*Exercise description*: Please tally the lines of the listing that follows where the word "JSON" appears, and reply with the number only.
____ Records supplied
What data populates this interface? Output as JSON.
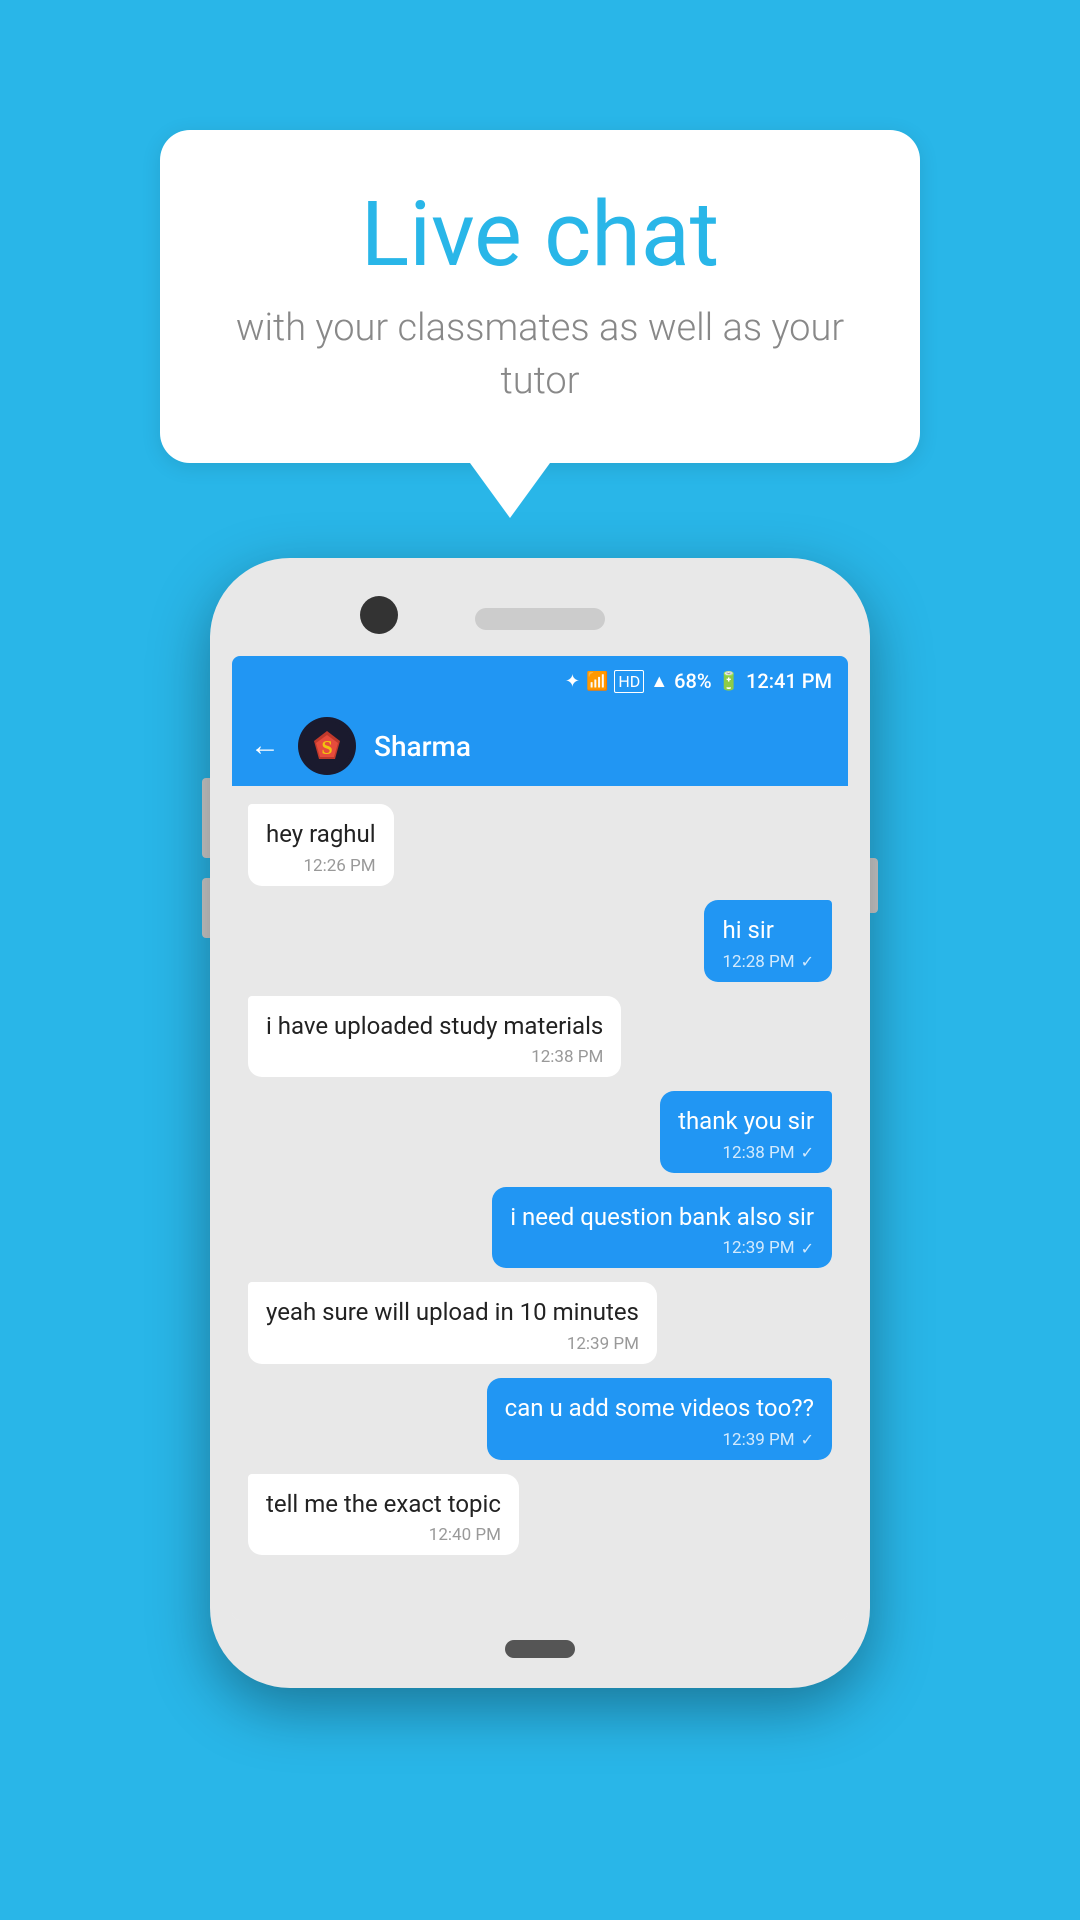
{
  "background_color": "#29b6e8",
  "speech_bubble": {
    "title": "Live chat",
    "subtitle": "with your classmates as well as your tutor"
  },
  "phone": {
    "status_bar": {
      "time": "12:41 PM",
      "battery": "68%"
    },
    "chat_header": {
      "contact_name": "Sharma",
      "back_label": "←"
    },
    "messages": [
      {
        "id": 1,
        "type": "received",
        "text": "hey raghul",
        "time": "12:26 PM",
        "check": false
      },
      {
        "id": 2,
        "type": "sent",
        "text": "hi sir",
        "time": "12:28 PM",
        "check": true
      },
      {
        "id": 3,
        "type": "received",
        "text": "i have uploaded study materials",
        "time": "12:38 PM",
        "check": false
      },
      {
        "id": 4,
        "type": "sent",
        "text": "thank you sir",
        "time": "12:38 PM",
        "check": true
      },
      {
        "id": 5,
        "type": "sent",
        "text": "i need question bank also sir",
        "time": "12:39 PM",
        "check": true
      },
      {
        "id": 6,
        "type": "received",
        "text": "yeah sure will upload in 10 minutes",
        "time": "12:39 PM",
        "check": false
      },
      {
        "id": 7,
        "type": "sent",
        "text": "can u add some videos too??",
        "time": "12:39 PM",
        "check": true
      },
      {
        "id": 8,
        "type": "received",
        "text": "tell me the exact topic",
        "time": "12:40 PM",
        "check": false
      }
    ]
  }
}
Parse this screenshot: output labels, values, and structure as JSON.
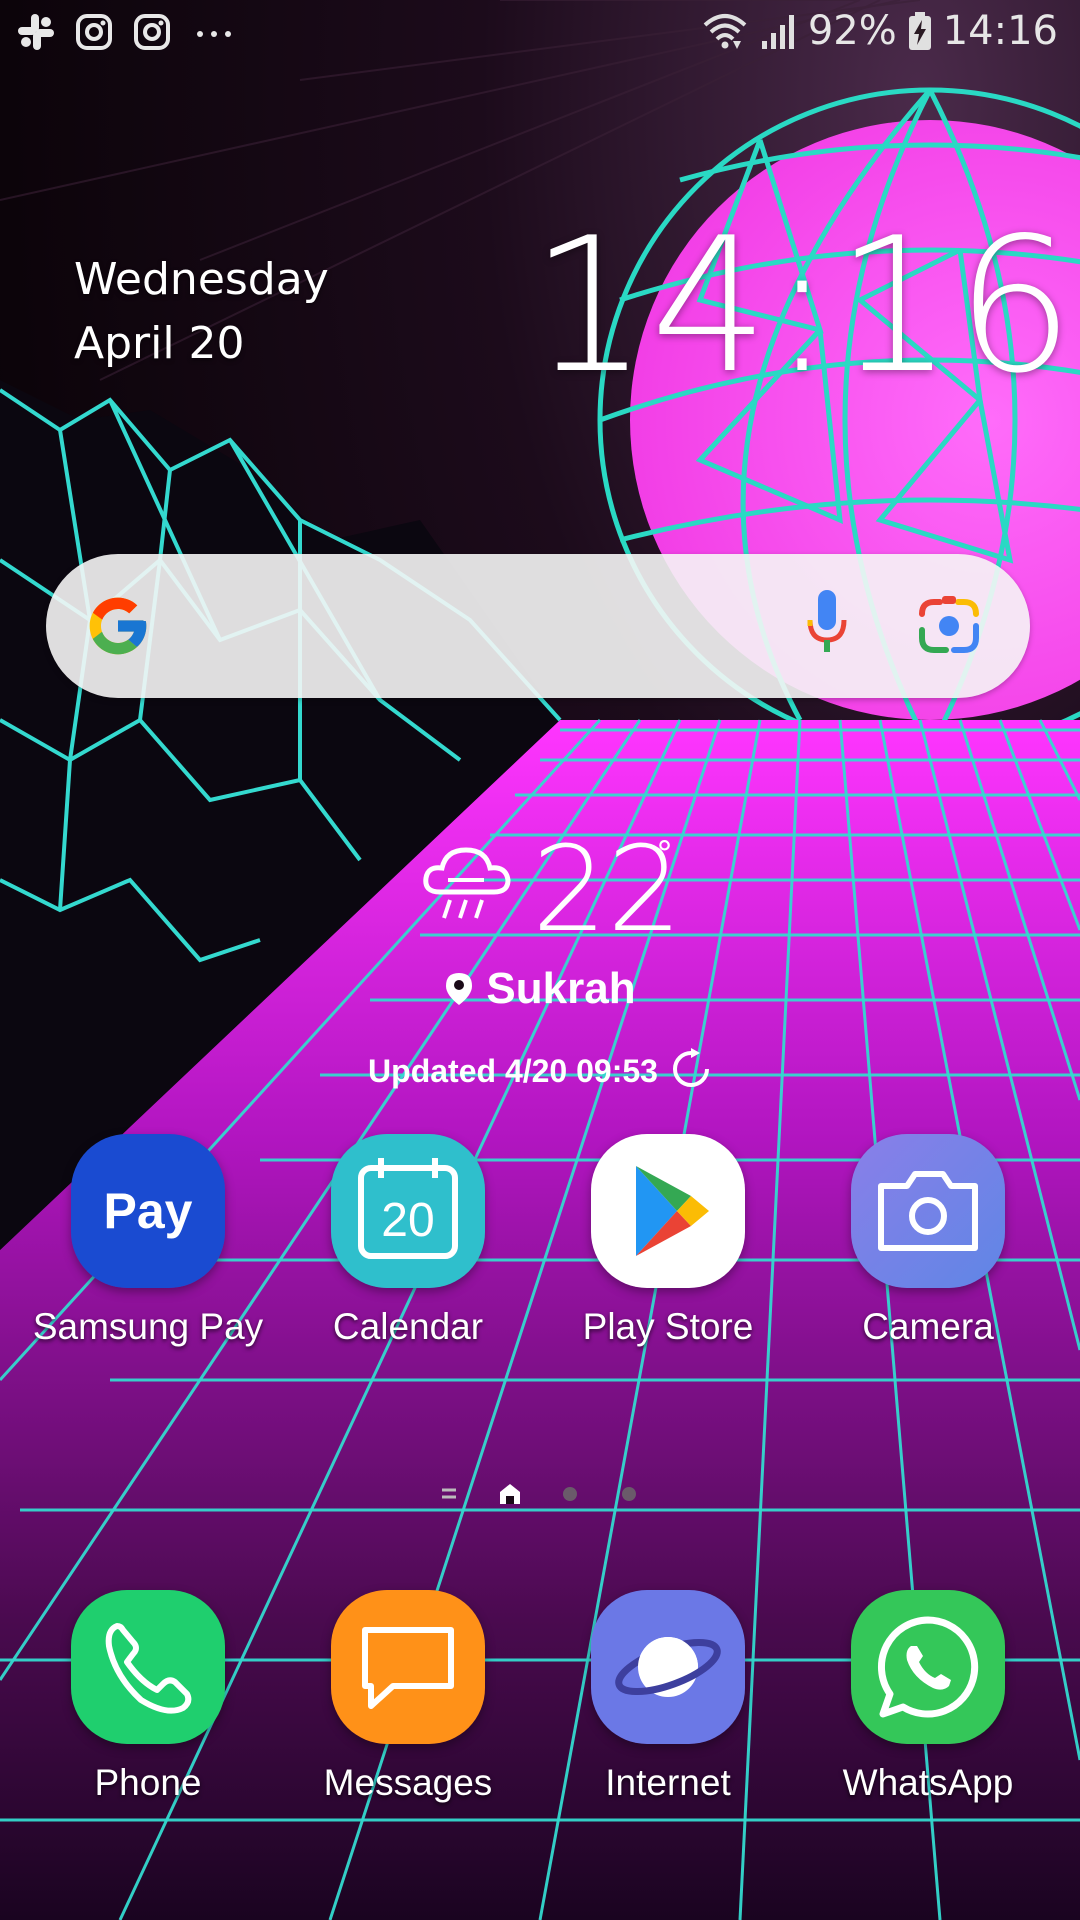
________
*Task result*: 2